What Could Possibly Go Wrong?
Europe's Biggest Bank Dares To Ask: Is The Fed Preparing For A "Controlled Demolition" Of The MarketSubmitted by Tyler Durden on 09/06/2015 13:25 -0500
"there is a sense that policy is being priced to “fail” rather than succeed... why should equities always rise in value? Why should debt holders be expected to afford their debt burden? There are plenty of alternative viable equilibria with SPX half its value, longevity liabilities in default and debt deflation in abundance. In those equilibria traditional QE ceases to work and the only road back to what we think is the current desired equilibrium is via true helicopter money via fiscal stimulus where there are no independent central banks.
The destruction of honest financial markets by the Fed and other central banks has created a class of hedge fund hot shots that are truly hard to take. At length, both the epic bond bubble and the monumental stock bubble so recklessly fueled by the Fed and the other central banks after September 2008 will burst in response to the deflationary tidal wave now cresting. Needless to say, that eventuality will be the death knell for the risk parity trade. It will cause the volatility seeking algos to eat their own portfolios alive. Leon Cooperman and his momo chasing compatriots will soon be praying for an event as mild as October 1987.
Bridgewater's 'All-Weather' Fund Goes Negative For 2015 After Risk-Parity's Worst Quarter Since LehmanSubmitted by Tyler Durden on 09/03/2015 16:24 -0500
The $80 billion Bridgewater All Weather Fund, a risk-parity model managed by hedge fund titan Ray Dalio, was down 4.2% in August, according to Reuters citing two people familiar with the fund's performance. This leaves the fund down 3.76% for 2015 as the frameworks for these funds are forced mechanically to reposition as correlations and volatilities across asset classes break down. Just as we saw in the summer of 2013's Taper Tantrum, the last 2 weeks have seen 4 to 5 sigma swings in daily returns and 'generic' risk-parity funds have suffered the biggest 3-month losses since the financial crisis.
The volatile sell-off in global equities from Thursday August 20th through Tuesday August 24th, alongside a relatively muted diversification benefit from fixed income, led many risk parity funds to suffer a sudden and sharp drawdown over the four-day period.
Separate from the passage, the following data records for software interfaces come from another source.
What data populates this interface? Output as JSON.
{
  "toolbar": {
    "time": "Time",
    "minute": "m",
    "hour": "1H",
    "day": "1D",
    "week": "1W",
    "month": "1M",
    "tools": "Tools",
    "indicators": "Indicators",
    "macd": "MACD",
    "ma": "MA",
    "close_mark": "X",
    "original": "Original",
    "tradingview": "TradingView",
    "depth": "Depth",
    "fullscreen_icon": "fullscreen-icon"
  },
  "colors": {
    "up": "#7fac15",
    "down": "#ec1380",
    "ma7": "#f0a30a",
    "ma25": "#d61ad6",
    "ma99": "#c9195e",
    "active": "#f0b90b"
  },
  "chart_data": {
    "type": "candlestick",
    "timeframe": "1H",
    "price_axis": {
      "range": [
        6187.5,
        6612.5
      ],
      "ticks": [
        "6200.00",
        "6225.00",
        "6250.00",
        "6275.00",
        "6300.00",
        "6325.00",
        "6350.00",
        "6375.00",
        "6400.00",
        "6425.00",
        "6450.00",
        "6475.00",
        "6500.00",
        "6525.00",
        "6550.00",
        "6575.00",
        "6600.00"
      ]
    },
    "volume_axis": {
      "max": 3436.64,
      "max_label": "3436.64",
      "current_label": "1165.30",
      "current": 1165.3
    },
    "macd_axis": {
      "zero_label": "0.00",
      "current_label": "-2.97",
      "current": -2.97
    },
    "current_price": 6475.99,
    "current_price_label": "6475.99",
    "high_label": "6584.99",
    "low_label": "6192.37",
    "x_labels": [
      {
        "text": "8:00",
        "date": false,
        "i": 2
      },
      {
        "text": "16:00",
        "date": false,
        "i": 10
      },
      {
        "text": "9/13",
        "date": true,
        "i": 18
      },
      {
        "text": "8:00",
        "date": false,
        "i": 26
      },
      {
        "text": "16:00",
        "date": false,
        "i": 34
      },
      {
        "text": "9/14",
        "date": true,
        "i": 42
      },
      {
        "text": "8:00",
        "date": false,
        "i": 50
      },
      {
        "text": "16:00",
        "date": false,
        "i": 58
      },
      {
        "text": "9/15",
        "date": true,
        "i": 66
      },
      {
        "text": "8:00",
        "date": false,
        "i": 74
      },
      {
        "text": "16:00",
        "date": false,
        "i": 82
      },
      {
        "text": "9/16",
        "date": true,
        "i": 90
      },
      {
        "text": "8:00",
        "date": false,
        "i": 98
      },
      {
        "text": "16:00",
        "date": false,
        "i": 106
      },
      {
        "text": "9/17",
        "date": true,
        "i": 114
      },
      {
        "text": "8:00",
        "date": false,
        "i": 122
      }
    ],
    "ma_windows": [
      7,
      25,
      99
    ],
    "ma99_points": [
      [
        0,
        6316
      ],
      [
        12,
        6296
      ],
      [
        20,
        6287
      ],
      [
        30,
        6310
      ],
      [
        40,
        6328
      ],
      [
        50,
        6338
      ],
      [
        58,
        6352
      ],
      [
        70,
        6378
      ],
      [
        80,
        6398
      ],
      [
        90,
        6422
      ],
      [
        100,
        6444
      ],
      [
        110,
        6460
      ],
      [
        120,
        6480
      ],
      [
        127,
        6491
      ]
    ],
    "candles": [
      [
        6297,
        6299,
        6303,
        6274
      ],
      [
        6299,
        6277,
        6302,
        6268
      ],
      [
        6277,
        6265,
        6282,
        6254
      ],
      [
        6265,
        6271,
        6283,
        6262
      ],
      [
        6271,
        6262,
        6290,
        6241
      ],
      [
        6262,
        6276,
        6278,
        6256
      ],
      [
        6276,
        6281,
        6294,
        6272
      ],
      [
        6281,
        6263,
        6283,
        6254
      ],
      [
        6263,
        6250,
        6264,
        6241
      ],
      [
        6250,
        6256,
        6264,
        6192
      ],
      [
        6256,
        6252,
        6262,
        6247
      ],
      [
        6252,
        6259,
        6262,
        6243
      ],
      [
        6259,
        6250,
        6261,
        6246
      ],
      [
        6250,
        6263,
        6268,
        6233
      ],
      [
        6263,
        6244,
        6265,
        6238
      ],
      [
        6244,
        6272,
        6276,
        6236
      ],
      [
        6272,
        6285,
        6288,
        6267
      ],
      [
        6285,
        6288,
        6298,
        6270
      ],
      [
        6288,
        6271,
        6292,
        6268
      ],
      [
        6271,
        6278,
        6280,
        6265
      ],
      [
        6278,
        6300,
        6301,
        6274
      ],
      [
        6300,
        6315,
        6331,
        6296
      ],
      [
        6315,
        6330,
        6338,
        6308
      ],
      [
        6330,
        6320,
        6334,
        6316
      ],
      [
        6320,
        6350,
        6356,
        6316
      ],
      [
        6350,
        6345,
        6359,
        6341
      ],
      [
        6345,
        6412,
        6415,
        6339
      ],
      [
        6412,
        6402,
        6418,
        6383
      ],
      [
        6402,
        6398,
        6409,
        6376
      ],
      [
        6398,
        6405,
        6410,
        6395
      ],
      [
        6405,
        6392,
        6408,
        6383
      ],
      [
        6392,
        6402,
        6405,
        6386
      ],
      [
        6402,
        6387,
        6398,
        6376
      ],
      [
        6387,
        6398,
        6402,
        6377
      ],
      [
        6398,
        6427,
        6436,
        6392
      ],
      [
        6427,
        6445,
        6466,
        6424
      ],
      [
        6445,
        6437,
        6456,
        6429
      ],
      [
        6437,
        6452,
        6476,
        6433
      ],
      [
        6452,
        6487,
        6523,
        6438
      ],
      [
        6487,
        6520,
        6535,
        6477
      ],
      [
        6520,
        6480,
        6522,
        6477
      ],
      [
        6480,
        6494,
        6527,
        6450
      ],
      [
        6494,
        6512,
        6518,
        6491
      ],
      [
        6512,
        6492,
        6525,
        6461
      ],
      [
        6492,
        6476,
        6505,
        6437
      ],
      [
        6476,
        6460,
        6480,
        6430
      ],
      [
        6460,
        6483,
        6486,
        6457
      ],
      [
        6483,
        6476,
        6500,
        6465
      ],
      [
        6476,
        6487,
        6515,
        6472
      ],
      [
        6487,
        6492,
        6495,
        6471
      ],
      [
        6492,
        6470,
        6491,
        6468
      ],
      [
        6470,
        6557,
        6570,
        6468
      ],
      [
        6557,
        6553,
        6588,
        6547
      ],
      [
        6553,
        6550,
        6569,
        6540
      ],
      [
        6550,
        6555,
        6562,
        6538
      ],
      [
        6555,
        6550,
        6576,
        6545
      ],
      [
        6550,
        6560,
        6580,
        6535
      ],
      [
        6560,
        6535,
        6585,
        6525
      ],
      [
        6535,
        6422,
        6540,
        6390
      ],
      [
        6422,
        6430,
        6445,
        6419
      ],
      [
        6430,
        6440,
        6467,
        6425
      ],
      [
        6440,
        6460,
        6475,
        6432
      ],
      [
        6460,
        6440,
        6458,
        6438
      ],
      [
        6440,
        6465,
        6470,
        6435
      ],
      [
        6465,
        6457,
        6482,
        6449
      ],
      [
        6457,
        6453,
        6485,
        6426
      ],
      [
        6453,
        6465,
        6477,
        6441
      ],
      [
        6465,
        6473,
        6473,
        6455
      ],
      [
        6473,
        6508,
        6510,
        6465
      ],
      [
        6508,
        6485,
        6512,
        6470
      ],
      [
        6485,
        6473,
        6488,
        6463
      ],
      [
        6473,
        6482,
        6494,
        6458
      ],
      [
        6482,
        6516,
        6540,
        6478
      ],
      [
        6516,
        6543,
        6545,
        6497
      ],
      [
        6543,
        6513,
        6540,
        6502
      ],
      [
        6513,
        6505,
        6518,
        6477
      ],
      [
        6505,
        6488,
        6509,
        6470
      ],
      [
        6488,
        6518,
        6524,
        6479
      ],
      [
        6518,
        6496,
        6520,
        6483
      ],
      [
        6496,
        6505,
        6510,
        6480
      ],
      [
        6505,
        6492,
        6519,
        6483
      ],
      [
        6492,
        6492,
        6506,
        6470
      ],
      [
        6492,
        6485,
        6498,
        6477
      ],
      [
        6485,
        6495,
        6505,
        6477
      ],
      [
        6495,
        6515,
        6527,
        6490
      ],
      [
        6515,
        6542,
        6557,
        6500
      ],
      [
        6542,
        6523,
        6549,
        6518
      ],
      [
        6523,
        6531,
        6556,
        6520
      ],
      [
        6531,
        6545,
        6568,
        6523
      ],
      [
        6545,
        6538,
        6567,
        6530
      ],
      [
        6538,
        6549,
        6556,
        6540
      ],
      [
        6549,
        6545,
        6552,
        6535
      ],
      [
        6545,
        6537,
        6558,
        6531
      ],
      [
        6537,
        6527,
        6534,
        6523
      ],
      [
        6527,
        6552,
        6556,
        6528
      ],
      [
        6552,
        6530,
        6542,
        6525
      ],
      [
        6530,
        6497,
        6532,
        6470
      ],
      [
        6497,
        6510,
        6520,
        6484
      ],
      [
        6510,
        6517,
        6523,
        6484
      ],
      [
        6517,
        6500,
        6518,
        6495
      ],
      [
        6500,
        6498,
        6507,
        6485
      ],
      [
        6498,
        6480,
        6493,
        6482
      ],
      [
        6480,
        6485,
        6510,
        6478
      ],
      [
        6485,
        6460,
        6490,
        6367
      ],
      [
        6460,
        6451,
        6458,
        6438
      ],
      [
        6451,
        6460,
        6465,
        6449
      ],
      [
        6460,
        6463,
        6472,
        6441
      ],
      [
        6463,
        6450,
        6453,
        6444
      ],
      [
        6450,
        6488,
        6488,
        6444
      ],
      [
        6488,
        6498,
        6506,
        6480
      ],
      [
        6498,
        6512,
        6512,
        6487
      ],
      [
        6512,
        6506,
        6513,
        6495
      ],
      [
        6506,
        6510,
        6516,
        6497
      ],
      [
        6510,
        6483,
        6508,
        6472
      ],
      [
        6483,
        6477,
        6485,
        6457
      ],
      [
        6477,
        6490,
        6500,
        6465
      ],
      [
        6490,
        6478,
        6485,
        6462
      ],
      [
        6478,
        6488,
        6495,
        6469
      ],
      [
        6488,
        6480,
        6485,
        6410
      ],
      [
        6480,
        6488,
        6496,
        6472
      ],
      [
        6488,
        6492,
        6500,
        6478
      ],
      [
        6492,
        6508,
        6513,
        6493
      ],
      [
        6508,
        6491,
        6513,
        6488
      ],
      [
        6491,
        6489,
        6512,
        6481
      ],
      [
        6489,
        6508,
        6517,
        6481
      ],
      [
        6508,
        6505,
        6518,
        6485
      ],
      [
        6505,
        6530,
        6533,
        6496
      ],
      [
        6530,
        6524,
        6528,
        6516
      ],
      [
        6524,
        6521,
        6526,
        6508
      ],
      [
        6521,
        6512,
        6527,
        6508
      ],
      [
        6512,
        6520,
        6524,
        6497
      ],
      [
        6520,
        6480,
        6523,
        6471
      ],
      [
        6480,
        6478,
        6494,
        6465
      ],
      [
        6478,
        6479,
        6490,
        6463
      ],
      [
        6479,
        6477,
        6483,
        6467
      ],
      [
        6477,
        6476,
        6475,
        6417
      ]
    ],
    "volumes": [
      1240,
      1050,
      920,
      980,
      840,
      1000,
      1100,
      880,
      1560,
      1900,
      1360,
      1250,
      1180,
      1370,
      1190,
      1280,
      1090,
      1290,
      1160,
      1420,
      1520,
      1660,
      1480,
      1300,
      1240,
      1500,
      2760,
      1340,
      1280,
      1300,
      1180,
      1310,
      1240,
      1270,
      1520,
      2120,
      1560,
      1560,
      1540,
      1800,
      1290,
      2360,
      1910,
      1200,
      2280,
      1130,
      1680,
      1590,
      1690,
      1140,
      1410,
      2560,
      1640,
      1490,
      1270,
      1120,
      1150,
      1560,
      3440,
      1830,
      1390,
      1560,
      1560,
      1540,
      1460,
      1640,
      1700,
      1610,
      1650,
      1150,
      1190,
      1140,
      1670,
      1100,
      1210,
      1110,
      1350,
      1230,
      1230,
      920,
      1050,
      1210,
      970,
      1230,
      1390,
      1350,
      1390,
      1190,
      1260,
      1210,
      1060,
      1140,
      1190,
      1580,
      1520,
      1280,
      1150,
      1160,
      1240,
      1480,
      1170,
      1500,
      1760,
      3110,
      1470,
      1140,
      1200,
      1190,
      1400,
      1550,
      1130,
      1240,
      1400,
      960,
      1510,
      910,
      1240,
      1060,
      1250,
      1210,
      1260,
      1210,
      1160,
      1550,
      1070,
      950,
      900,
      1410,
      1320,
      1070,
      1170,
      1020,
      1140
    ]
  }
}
The performance drawdown and subsequent spike in the volatility of risk parity funds likely triggered a significant deleveraging in their assets.
We would like to believe that a period of peace and prosperity lies ahead of us. Unfortunately, the facts do not support this panglossian assertion. If history repeats it is more likely that we see hyperinflation and the sharp devaluation of paper and digital currencies in the coming years, given that no experiment with money printing has ever had a positive outcome.